Over time, Ring will add more options to the New Features section for users to toggle on or off. Right now, I have the new camera preview enabled and don't plan on going back to the older view.
Also within the app is Ring's Neighbors network, where users can upload videos or photos of suspicious activity or people caught on camera committing a crime.
Forming new habits
It's me, not Ring.
My loudest complaint about the Ring Alarm system has nothing to do with the system itself.
I've struggled over the past two months to get into the habit of consistently arming the system whenever I leave. Once in a while, I remember to arm the system on my way out the door. Other times I remember later and arm the system from my phone.
But most of the time I forget. It's as if the system sits idle, serving only as an elaborate door chime.
It's not that I don't see the value of the system, especially with the slow and steady increase in home break-ins where I live.
In fact, just this week I had the power go out at my home, which is also where my office is. I had deadlines to meet, so I decided to go to a coffee shop where I could work and fill up on caffeine. It wasn't until I walked into my garage that I remembered I had to manually open the garage door, disconnecting the door from the chain drive.
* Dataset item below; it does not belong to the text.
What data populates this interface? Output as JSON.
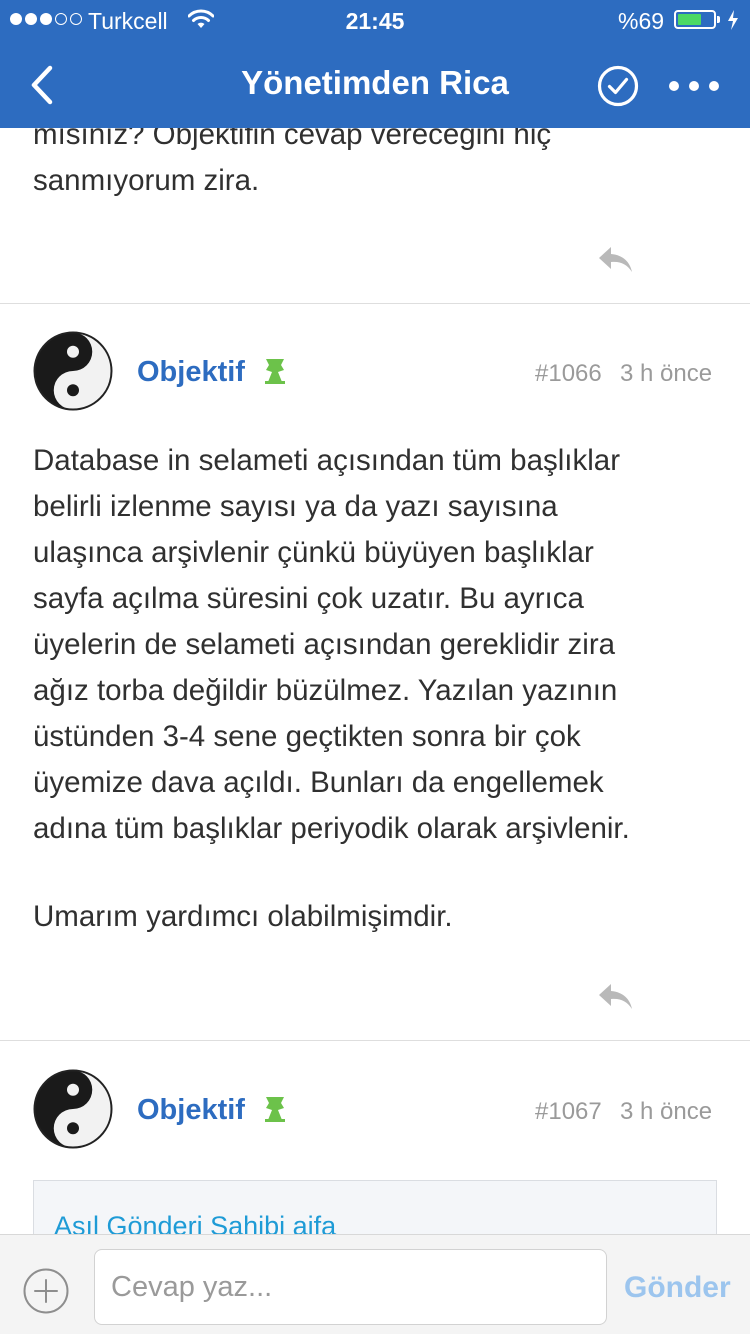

My particular garage door opener wouldn't let me reconnect the door and the chain drive, locking it in place, so I was stuck with a garage door that anyone could lift open with ease.
In other words, until power was restored and I could trigger the garage door opener, my house was wide open to anyone who walked up and tried to lift the door. But I had to leave. I had work to get done.
Then I remembered, the Ring Alarm has a battery backup and a cellular backup. Meaning I could still enable away mode, if someone did enter my house while I was gone I would know the moment they did.
Thankfully nothing happened during the two hours I was away from home.
That peace of mind is really what any alarm system is selling you. Ring is selling the reassurance that if something happens, you will know the moment it happens.
When talking with Ring shortly after I installed the system, I mentioned my struggles with creating a habit of arming the system each and every time I left. The company admitted that it's something users have to learn to do, but also hinted that the company was looking at ways to use the Ring app to remind users.
For example, the app could potentially use the location of a phone (or phones) linked to the account, and when it's determined the phone(s) aren't home, an alert will ask if you want to arm the system.
Nearly two months into my testing of the Ring Alarm, I still need a feature like this built into the Ring app.
When you take into consideration the hardware cost and the monthly fee, it's clear Ring Alarm is an affordable and effective way to monitor your home from afar.
My experience with the system has been free of any issues with the product itself.
For anyone who is already a Ring customer, the Ring Alarm is an easy option to recommend as a way to secure the inside of your home. For everyone else, the Ring Alarm is still worth your consideration. It's easy to set up, inexpensive, and reliable.
Previous and related content
If you want to keep a better eye on your home and add peace of mind, the Ring Floodlight Cam gets the job done.
After using the standard Ring Video Doorbell camera, I recently upgraded to the newer, more expensive Pro model and it made a huge difference.
With live video and two-way audio, the Ring Video Doorbell 2 is one of the most immediately useful IoT devices we've examined to date. It's fun too.
Ring uses smart security to create a DIY alarm system, keeping communities and businesses safe.
Ring didn't do anything particularly innovative with its Alarm Security Kit, but this inexpensive DIY system stands out because of its simplicity.
|Product Type||home security system|
|Package Content||central controller, door and window sensor, extender, keypad|
|Connectivity Technology||wired, wireless|
|Wired Protocol||10/100 Ethernet|
|Service & Support|
|Type||1 year warranty|